Boating is usually an activity for spring and summer because the weather is warm and the water is pleasant. When boating season ends, you may need a secure place to store your boat until next year. Boat storage facilities offer various solutions to store your vessel during the off-season and keep it in excellent condition. Here’s what to know about winterizing your boat before storage:
About Boat Winterizing
Winterizing is preparing your boat for cold weather storage. Winter comes with freezing temperatures, which can cause issues with the engine and other components if you don’t implement proper measures. If water is left in the engine system, it can freeze and cause cracks and leaks. Winterizing your boat protects it from the cold and helps maintain its condition for the next boating season. You can winterize your boat yourself or hire a professional. After that, you can evaluate boat storage facilities and choose the most suitable one.
How to Winterize Your Boat for Storage
Boat winterizing requires several steps to ready your watercraft for the cold months. Here is more information on how to winterize your boat:
1. Drain the Water
Your boat has various places where water accumulates, including the engine, manifolds, bilges, water pumps, water heaters, porta-a-potties, and other areas. Evaluate all areas to determine water presence and drain it. Cold temperatures may cause the water to freeze and expand, damaging certain components. It can also corrode and rust certain parts. If your boat requires raising to drain water, do that to get as much water as possible out. A moisture-displacing lubricant can help with areas like bilges. You can then add non-toxic antifreeze to your plumbing system, bilge, and other water-prone places to prevent freezing.

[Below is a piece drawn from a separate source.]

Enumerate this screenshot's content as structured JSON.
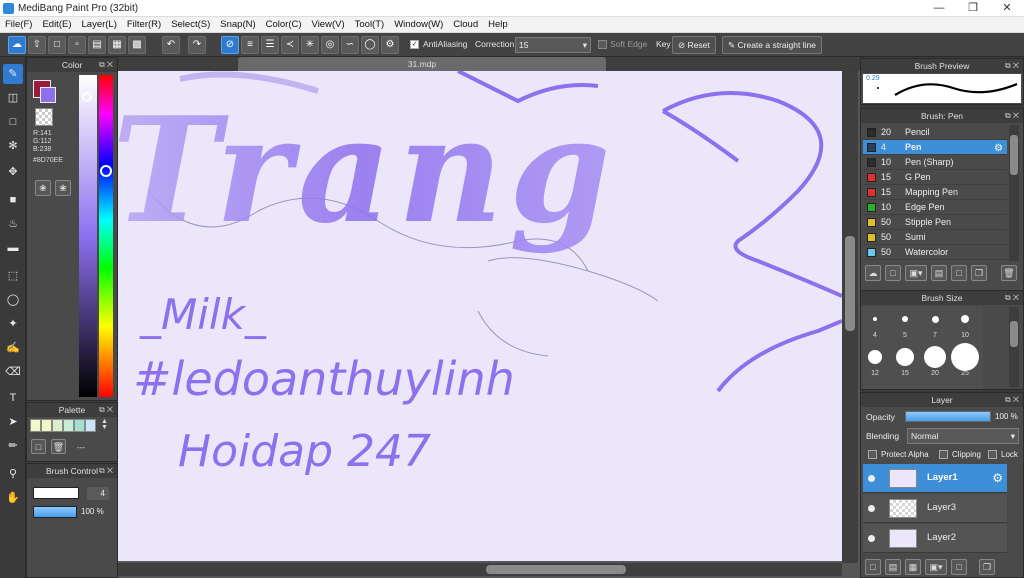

2. Clean Your Boat
Winterizing also requires cleaning your boat’s body and interior. Cleaning the outside involves removing dirt, grime, salt residue, and other unwanted substances using water and mild detergent. You can then apply a wax coating to protect it from corrosion and UV damage. Remove any electronics inside and clean this area too. That includes carpets, freezers, drawers, and refrigerators to remove food particles that can cause mold.
3. Prepare the Engine
The engine requires proper preparation to keep it in excellent condition. Warm the engine to loosen oils, then replace the transmission fluid and oil filters. Remove the spark plugs and spray fogging oil on the holes to protect them from moisture, rust, and corrosion. Examine the engine for signs of wear and tear, including cracks in hoses, corrosion on cylinders, or anything else that may cause issues. Add a stabilizer to your fuel to protect it from degradation during storage.
4. Prime the Battery
Leaving your battery inside the boat can drain and damage it. Remove it for the winter and store it in a dry place with temperatures above freezing. Cover the clean terminals with some grease to protect them from moisture. Consider a trickle charger, which slowly charges your battery over time. It helps maintain the battery’s health while in storage.
5. Cover Your Boat
If you use an outdoor storage facility, your boat may be prone to the sun, rain, snow, dirt, and other debris. Cover your boat to protect it from the elements and keep it pristine. Choose one with proper ventilation to prevent mold and mildew growth while allowing air circulation. You may also need to secure the cover with straps, ropes, or bungee cords. Even if you’re considering boat storage facilities with indoor storage, a cover may still be necessary to protect your boat.
Choose the Right Boat Storage Facilities
After winterizing your boat for storage, look for suitable boat storage facilities. Consider things like indoor, covered, or outdoor storage, the facility’s location, security, access hours, and cost. Prioritize reputable storage businesses to get high-quality services and protect your vessel from various risks.